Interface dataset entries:
***

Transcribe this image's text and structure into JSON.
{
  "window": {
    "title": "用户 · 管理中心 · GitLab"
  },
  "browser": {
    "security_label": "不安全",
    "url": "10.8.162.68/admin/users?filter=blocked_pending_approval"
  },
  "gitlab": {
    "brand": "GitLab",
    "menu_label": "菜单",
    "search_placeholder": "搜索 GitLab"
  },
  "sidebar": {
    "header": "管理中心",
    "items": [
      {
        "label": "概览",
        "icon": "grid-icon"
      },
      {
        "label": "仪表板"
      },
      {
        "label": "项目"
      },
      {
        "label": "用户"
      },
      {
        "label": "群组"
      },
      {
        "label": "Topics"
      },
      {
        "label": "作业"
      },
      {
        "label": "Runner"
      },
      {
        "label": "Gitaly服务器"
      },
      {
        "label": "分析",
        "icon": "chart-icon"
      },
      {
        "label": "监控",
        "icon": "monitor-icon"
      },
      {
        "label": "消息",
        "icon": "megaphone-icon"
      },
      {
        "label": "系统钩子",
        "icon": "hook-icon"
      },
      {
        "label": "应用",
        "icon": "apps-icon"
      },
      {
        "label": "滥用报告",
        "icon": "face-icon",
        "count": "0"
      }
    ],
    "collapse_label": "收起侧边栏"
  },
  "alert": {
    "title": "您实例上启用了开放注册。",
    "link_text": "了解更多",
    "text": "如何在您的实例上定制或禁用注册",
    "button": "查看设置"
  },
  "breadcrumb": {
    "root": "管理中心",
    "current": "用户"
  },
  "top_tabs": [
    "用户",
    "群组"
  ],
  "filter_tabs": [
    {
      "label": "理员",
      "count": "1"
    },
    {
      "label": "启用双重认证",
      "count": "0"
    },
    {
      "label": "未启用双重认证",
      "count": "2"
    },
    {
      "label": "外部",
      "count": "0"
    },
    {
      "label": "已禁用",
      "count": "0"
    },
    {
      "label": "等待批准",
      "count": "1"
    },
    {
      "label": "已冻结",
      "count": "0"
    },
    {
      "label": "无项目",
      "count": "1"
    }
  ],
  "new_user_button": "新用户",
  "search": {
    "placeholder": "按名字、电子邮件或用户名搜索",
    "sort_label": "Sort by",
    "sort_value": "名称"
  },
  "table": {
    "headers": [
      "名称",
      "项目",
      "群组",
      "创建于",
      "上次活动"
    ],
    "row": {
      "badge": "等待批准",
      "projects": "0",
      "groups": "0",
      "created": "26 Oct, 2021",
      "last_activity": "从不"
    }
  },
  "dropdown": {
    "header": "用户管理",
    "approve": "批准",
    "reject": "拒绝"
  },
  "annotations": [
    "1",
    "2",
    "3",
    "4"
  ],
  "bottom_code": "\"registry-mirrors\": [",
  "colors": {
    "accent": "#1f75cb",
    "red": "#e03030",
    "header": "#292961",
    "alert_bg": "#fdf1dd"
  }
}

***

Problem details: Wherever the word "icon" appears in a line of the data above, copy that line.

Answer to this problem:
        "icon": "grid-icon"
        "icon": "chart-icon"
        "icon": "monitor-icon"
        "icon": "megaphone-icon"
        "icon": "hook-icon"
        "icon": "apps-icon"
        "icon": "face-icon",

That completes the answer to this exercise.